**Exercise instructions:** Say how many lines in the records contain the string "Galaxy", giving the number by itself.

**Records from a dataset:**

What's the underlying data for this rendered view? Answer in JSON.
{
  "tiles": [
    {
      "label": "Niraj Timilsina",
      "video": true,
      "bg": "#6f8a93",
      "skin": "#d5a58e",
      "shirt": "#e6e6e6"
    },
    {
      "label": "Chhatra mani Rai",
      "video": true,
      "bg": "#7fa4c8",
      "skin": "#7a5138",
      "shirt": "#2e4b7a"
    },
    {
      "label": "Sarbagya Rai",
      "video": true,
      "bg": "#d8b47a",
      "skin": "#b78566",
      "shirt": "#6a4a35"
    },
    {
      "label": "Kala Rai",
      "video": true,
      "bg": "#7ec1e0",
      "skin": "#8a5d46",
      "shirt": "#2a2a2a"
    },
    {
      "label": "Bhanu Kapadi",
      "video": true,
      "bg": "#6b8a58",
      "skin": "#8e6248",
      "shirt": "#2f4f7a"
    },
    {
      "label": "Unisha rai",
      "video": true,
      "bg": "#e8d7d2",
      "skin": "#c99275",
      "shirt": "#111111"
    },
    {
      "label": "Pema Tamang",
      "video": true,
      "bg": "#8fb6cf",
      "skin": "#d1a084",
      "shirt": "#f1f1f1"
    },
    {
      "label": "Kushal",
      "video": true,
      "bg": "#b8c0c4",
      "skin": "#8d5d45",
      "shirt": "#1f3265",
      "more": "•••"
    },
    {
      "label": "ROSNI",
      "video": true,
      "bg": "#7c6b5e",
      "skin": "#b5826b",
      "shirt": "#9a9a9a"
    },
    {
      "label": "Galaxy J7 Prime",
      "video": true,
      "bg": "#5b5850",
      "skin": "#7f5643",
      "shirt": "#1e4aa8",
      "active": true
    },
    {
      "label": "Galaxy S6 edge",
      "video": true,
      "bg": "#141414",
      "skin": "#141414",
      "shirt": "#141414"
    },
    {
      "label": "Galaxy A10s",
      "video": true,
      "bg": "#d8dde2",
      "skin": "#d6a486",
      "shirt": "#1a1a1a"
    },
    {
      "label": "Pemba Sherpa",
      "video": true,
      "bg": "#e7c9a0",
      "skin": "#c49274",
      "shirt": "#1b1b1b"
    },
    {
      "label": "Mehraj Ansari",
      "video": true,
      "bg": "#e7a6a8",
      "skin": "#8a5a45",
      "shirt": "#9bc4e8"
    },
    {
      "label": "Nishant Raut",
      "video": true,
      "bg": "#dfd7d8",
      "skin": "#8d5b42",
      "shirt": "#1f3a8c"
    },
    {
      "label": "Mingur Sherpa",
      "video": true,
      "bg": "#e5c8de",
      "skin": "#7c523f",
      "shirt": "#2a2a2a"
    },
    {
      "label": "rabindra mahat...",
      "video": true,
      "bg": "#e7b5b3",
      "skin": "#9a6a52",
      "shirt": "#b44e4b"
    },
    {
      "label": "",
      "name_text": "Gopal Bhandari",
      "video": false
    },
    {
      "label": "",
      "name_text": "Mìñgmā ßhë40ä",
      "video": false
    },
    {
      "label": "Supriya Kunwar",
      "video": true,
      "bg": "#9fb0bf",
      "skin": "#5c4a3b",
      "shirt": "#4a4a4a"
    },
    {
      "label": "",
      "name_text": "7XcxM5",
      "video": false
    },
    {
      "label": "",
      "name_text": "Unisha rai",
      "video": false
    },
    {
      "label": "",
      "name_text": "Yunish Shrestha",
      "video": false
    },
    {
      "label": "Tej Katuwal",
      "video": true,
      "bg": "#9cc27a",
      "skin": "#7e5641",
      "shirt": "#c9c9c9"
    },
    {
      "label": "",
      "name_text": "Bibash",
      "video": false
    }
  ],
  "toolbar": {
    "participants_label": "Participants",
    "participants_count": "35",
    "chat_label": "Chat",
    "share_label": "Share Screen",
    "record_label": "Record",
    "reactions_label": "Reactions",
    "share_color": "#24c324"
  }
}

**Response:** 3